As I read through your question and some of your comments, I get the impression that this faculty member has already done some work on your paper, presumably believing that he would be a co-author.
If so, I think it would be wrong to submit a solo paper with his improvements incorporated into the work. If you want to be sole author, then you should do ALL the work, including the proofreading, etc. – or at least have let the professor know up front that he would only be listed under the acknowledgements, so he could make an informed decision about whether or not it would be worth his time and effort to make those improvements. Proofreading and correcting is not a trivial feat.
More importantly, though, your question reminds me of a similar situation I experienced during graduate school. During a computer graphics course, my lab partner and I did a lot of work on an algorithm, and we ended up getting a paper published. Our instructor was also listed as a third author.
My partner and I developed and tested the algorithm, and our instructor did little but give us the problem. Did I feel slighted? No, and in hindsight, I now better understand his vital role in our work. These problems don't just pop up like dandelions, or infiltrate our email like spam – they are usually the result of extensive study, along with collaborative research with industry. In other words, without us students, he wouldn't have had an answer, but, without our instructor, we would not have had a problem of any meaningful significance.
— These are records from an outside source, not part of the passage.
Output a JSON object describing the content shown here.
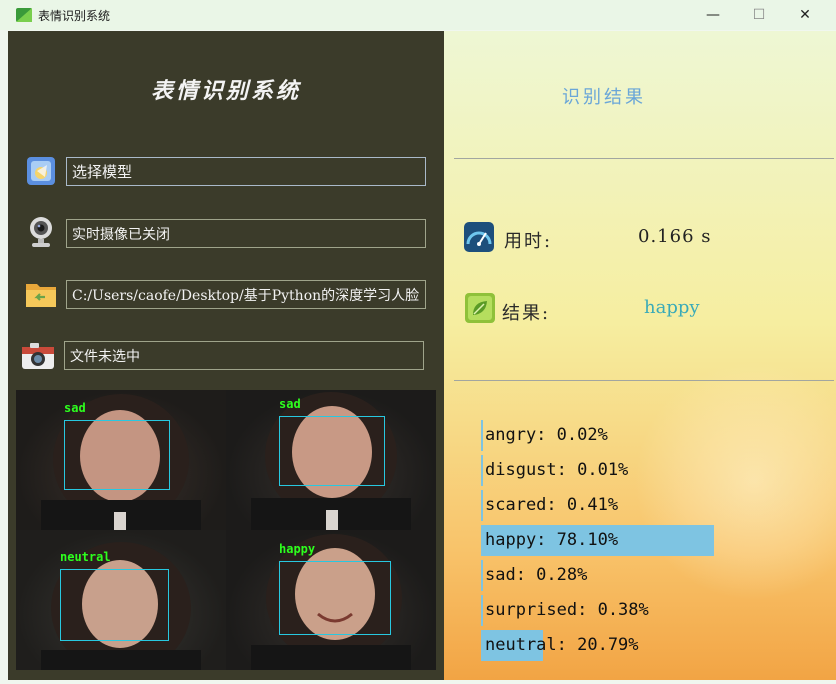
{
  "window": {
    "title": "表情识别系统",
    "minimize": "—",
    "maximize": "☐",
    "close": "✕"
  },
  "left": {
    "app_title": "表情识别系统",
    "model_field": "选择模型",
    "camera_field": "实时摄像已关闭",
    "path_field": "C:/Users/caofe/Desktop/基于Python的深度学习人脸",
    "file_field": "文件未选中"
  },
  "faces": [
    {
      "label": "sad"
    },
    {
      "label": "sad"
    },
    {
      "label": "neutral"
    },
    {
      "label": "happy"
    }
  ],
  "right": {
    "result_title": "识别结果",
    "time_label": "用时:",
    "time_value": "0.166  s",
    "result_label": "结果:",
    "result_value": "happy"
  },
  "probabilities": [
    {
      "text": "angry: 0.02%",
      "value": 0.02
    },
    {
      "text": "disgust: 0.01%",
      "value": 0.01
    },
    {
      "text": "scared: 0.41%",
      "value": 0.41
    },
    {
      "text": "happy: 78.10%",
      "value": 78.1
    },
    {
      "text": "sad: 0.28%",
      "value": 0.28
    },
    {
      "text": "surprised: 0.38%",
      "value": 0.38
    },
    {
      "text": "neutral: 20.79%",
      "value": 20.79
    }
  ],
  "colors": {
    "bar": "#7ec4e2",
    "face_label": "#2dff1e",
    "face_box": "#28c8e0",
    "left_panel": "#3b3b2a"
  }
}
If I see an IEEE paper with two authors, instead of presuming that the work was split evenly between those two, I'd probably assume that one author's principle role was to identify the problem, while the other worked the solution. That's so common that it's almost a given – such symbiotic relationships are ubiquitous in academia.
In other words, I think you misunderstand the nature of coauthorship in research. Your instructor thought the work you did was good enough for the two of you to get something published together. You ought to be appreciative of his guidance, happily put his name alongside yours, and get off to a good start in the realm of academic research.